[This is part of a series of previously-unpublished letters to Margaret Knight, who was married to Michelangelo Caetani, Duke of Sermoneta, and to Ada Bootle-Wilbraham, married to Onorato Caetani, Michelangelo’s son, Prince of Teano and then Duke of Sermoneta.
The letters are in the Caetani Archive, Palazzo Caetani, via delle Botteghe Oscure 32, Roma.
An Italian version will appear as an Appendix to my essay “Prima di Gregorovius: Edward Lear, i Caetani, e Ninfa” in a forthcoming volume: Michael Matheus (ed.) Ninfa: Percezioni nella scienza, letteratura e belle arti nel XIX e all’inizio del XX secolo. Regensburg: Schnell & Steiner.]
Villa Emily. San Remo
(which I am 59 years old today.)
Dear Duchess of Sermoneta,
I meant to have written more than I now can do in answer to your’s of the 30 April ― but I have just now heard from Guidi the Photographer here that he is sending a Copy fo his very beautiful Photograph Flora of San Remo to some public Institution at Florence, & that he will kindly get my little book Conveyed to you.

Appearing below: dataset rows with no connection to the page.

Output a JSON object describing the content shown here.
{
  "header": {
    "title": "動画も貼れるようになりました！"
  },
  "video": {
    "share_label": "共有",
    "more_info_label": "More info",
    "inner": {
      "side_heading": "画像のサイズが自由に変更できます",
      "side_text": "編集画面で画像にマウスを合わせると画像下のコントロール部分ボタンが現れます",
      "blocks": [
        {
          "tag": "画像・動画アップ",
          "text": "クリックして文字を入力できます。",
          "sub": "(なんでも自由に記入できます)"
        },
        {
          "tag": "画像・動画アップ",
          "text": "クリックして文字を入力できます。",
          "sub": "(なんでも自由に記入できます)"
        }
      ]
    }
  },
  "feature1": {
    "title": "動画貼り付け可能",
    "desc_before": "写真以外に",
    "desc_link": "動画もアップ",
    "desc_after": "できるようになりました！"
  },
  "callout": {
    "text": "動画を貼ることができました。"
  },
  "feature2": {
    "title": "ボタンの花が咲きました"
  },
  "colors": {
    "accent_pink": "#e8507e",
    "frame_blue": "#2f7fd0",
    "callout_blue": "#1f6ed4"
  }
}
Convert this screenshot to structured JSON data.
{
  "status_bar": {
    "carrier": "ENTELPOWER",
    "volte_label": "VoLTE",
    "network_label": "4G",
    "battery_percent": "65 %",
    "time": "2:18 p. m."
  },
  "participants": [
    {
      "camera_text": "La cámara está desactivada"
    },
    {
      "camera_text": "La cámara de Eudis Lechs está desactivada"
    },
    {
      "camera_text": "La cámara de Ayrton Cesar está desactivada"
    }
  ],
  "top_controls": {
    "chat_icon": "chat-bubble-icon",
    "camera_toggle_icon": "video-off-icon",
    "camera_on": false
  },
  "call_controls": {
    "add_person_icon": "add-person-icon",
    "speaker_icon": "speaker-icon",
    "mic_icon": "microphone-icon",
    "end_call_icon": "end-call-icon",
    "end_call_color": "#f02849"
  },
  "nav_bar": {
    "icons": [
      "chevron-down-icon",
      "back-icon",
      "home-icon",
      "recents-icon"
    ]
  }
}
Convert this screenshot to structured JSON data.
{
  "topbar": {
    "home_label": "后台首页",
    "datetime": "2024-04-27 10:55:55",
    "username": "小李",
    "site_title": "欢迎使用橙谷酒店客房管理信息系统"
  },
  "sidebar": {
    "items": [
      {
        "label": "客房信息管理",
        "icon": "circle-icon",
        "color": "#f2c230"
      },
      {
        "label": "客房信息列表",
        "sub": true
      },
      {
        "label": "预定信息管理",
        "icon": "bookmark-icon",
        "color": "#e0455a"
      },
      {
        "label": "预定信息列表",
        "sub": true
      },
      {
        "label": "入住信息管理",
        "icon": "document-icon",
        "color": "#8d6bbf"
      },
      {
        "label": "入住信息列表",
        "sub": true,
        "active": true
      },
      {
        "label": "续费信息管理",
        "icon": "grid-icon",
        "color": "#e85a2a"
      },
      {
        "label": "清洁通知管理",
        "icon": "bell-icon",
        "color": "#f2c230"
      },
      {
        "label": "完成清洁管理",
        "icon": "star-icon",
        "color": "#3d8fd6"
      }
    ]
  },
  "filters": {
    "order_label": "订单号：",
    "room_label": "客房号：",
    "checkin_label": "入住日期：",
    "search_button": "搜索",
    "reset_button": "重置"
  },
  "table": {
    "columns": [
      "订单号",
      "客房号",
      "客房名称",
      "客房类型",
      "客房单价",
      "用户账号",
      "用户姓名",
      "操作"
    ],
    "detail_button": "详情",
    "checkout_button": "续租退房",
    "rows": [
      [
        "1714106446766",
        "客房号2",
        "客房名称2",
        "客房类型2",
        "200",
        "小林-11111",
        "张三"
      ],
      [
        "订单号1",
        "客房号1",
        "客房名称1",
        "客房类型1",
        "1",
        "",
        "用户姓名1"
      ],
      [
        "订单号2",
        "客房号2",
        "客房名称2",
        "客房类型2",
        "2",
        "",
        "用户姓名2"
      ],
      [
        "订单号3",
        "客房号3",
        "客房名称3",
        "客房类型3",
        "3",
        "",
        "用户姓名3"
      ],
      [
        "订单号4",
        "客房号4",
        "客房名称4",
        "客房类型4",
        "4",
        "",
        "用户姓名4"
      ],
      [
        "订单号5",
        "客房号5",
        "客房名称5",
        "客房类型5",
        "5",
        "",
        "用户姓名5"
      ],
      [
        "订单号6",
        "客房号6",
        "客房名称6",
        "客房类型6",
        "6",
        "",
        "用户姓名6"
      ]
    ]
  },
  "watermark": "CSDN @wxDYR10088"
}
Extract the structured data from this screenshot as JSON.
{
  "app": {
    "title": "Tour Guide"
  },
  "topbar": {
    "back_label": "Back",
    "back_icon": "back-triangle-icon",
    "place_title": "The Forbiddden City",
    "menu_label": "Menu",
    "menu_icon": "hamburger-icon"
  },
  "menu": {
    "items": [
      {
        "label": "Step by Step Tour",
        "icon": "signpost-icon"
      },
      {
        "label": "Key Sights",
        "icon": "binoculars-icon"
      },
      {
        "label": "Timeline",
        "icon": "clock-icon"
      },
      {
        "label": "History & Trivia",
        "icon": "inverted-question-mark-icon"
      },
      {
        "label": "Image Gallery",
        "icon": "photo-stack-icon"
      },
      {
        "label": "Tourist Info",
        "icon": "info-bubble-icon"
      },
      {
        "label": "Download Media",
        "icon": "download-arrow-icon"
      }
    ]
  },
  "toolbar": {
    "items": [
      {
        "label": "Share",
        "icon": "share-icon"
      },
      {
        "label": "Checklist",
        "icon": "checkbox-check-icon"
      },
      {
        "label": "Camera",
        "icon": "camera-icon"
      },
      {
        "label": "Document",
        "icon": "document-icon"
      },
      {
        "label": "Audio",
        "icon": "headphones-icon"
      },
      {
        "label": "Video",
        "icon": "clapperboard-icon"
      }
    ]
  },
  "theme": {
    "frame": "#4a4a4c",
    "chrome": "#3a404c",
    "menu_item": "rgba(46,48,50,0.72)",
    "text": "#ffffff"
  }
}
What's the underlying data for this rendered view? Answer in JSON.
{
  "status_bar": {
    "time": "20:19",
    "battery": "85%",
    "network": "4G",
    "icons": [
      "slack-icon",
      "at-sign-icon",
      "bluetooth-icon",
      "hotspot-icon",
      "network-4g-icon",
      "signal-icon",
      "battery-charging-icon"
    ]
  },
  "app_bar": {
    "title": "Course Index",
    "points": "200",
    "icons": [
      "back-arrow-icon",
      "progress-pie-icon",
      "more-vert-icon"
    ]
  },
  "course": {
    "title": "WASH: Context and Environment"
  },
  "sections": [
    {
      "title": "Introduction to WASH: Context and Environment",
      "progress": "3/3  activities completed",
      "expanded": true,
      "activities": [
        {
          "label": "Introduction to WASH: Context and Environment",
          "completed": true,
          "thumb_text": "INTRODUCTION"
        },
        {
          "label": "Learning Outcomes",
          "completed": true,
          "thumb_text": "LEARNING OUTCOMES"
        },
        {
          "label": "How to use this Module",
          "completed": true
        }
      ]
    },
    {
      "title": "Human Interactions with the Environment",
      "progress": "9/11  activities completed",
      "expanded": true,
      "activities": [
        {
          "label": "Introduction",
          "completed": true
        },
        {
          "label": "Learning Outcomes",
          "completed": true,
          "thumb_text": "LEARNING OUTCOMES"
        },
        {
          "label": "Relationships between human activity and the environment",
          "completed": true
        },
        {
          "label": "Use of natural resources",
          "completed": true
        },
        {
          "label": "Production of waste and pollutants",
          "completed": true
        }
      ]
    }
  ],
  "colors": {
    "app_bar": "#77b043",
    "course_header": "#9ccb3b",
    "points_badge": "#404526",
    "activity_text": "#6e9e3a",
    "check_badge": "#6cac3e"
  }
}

So I sent it, addressed to the Duke; & beg you will write to poor Charley, ― or send it to him when you can. As this opportunity has occurred suddenly, I have thought it best to avail myself of it at once, ― rather than wait till you send me Charley’s address. I shall be very glad to hear where he is: what sad trouble they have ―― all besides his dreadful state of health. I trust his little girl is better, & shall be much obliged by your letting me know.
Thank you for Miss Helen’s address.
I dare say you were quite right about Mrs. Caldwell. If one had to live over again, (let me be thankful ― one hasn’t!) one would try to see into more amiable eyes.
Don Michele is of very great use to his country. Blind, & no longer young, he sets an example to those who have youth & all their faculties, who may learn that position in social life is not without its duties, nor can they be put aside without damage occurring to the whole machinery.
I suppose the little boy you speak of is son of P. Teano & Miss Wilbraham that used to be ― or you mean Mme Lovatelli’s son.
I delight in the [the] R.C. deputation’s disappointment at no stones being thrown at them! Why didn’t they hire some gamins to pelt them right & left & then say it was our sods did it?
We (we agriculturists!) here discuss what you are to plant all over the Campagna.
Pepper trees ―
Castor oil ―
(& for ought I know gooseberries.)
Please let me know, where do you pass the summer? Have you rooms at the V. Taverna now? I wish Charles could come & join you.
I write in gt. hurry: & must go & work at Lord Derby’s picture.
Besides, the door has been opened, & a blue-bottle-fly has come in, which obliges me to sign myself,
Please read all my book: & read what you like of it to the Duke if he has time to hear nonsense.
Please let me know (as the Irishman said,) if you don’t get the book or this letter.
 Mme Lovatelli was Michelangelo Caetani’s daughter, Ersilia Caetani, married to Count Giacomo Lovatelli.
 Probably a deputation sent by the Curia Romana to discuss the “legge delle garentigie” (Law of Guarantees: https://en.wikipedia.org/wiki/Law_of_Guarantees regulating the relations between State and Church) that would be passed by the Italian State on 13 May 1871.